You´re a KISS fan. Have you heard the unreleased Paul Stanley track “Betrayed” from “Creatures of the night” they just released?

No, but that´s great! Speaking of Paul Stanley. When the Sinatra record came out I came across Paul Stanley giving compliment to my record, so I posted that. We didn´t reach out. He was just nice enough to say something nice about it. Anytime I big hero like that can put it on, it will gather more attention for Take a chance for charity and the record. Since then, I have a friend who played The Demon as a wrestler and he´s friends with the guys in the KISS camp and he´s been talking to Peter Criss about doing something for the charity.

Getting thumbs up form a guy like Paul has to give you goosebumps, right?

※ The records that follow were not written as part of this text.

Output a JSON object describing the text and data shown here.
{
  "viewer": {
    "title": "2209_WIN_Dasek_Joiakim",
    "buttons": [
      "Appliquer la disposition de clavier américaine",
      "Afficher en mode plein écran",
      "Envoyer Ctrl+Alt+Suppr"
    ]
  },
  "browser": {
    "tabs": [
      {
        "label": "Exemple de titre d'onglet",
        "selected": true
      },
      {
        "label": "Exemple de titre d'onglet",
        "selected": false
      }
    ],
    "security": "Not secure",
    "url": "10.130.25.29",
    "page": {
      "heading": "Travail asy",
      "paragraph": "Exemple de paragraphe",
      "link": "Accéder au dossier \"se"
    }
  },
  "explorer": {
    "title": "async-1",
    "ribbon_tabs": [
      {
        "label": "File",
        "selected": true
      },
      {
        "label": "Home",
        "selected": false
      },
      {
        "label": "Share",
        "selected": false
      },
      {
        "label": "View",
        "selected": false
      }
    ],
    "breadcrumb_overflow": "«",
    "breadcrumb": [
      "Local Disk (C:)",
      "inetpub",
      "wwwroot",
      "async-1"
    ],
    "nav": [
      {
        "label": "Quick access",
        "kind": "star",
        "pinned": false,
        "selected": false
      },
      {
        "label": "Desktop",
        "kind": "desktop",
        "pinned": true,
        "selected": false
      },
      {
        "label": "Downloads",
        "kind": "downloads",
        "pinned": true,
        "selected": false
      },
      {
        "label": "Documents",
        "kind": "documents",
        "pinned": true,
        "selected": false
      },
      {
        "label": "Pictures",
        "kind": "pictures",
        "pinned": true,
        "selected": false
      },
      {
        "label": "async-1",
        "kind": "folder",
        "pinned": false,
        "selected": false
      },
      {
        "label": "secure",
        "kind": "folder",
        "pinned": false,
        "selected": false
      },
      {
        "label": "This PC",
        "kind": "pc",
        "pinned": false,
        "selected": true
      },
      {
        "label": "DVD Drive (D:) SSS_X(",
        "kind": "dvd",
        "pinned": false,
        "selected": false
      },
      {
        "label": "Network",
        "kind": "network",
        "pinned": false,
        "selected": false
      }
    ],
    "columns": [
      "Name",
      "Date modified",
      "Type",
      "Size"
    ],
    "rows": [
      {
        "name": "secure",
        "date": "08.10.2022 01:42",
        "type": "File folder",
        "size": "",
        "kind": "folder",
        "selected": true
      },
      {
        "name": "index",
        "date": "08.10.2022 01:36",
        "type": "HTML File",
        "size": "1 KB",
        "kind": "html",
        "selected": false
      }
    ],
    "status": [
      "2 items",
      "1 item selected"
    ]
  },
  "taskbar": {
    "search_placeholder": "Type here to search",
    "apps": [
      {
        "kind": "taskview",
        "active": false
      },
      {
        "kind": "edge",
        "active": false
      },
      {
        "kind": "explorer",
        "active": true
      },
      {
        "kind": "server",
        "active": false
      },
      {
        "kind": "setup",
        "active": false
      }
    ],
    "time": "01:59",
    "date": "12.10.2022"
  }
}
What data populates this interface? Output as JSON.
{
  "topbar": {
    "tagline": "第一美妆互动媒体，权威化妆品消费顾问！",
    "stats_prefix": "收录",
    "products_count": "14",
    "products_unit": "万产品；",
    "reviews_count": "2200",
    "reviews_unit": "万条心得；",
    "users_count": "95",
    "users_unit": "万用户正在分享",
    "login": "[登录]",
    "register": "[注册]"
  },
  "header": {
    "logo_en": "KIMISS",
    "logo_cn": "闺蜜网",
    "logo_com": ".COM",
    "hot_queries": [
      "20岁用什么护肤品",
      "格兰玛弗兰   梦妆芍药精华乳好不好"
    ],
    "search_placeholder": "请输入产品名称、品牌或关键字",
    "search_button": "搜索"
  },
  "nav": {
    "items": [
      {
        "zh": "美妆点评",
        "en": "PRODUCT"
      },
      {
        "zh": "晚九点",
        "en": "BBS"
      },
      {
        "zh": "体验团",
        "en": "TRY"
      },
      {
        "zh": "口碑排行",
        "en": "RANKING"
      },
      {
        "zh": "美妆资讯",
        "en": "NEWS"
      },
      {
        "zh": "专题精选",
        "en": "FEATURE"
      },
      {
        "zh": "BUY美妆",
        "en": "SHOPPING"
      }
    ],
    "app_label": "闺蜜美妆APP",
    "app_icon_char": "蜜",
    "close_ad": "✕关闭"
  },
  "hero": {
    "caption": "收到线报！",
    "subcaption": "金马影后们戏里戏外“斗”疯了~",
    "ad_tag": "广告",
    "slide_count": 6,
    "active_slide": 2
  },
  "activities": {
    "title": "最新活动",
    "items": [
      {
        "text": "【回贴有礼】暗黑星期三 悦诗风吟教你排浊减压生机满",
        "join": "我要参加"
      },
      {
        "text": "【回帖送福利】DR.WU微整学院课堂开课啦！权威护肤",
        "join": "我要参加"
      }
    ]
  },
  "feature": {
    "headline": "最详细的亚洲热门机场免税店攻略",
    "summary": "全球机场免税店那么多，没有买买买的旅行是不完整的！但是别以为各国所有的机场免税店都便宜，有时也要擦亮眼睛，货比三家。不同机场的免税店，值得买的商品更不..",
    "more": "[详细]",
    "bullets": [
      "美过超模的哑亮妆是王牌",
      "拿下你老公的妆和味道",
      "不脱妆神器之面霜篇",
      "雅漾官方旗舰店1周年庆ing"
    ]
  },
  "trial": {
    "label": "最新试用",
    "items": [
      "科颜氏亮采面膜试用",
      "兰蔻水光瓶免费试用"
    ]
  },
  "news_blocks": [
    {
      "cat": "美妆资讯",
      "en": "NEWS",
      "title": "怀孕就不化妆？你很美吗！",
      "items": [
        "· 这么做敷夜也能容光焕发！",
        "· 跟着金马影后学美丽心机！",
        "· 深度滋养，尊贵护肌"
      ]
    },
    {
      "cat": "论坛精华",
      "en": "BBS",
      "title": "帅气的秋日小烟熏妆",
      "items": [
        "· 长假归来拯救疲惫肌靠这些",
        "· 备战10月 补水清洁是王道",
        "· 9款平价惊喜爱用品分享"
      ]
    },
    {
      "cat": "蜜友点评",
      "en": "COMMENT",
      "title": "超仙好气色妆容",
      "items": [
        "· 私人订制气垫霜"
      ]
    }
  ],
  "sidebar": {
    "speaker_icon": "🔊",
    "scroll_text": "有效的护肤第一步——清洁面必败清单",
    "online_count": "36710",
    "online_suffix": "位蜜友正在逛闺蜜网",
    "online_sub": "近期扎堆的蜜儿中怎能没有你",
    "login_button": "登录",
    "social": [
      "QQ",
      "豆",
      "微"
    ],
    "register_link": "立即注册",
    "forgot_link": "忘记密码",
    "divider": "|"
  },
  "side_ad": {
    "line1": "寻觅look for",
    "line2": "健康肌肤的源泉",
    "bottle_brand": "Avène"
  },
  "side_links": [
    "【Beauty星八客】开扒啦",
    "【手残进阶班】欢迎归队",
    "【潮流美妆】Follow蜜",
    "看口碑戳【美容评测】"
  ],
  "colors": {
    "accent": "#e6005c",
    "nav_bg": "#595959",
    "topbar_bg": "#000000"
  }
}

Oh, it´s amazing! When we went on this last European tour with Tremonti we opened up for Judas Priest. I walked into the catering and I saw Richie Faulkner and I think he´s an amazing player and then I walk into the catering and Rob Halford´s having lunch. He sees me and he stands up and says “Come here and give me a hug!” and he said “I´ve got to tell you, I love your record and I think it´s a beautiful record.” I said “Which record?” and he said “The Sinatra record. I can´t stop listening to it.” Then another crazy thing happened. My friend Tom is a security guy that used to work for Creed back in the day and now he works for Metallica and Robert Plant and everybody. He was working with Robert Plant, driving him in a car and he played him the Sinatra record and he loved it. He said that Robert loved it and really enjoyed it and he said he was a big fan of the record. Just that Robert Plant heard my record and enjoyed it blew me away. I want to keep doing it and I want to record another record.

Text: Niclas Müller-Hansen

Foto: Björn Olsson, Therés Stephansdotter Björk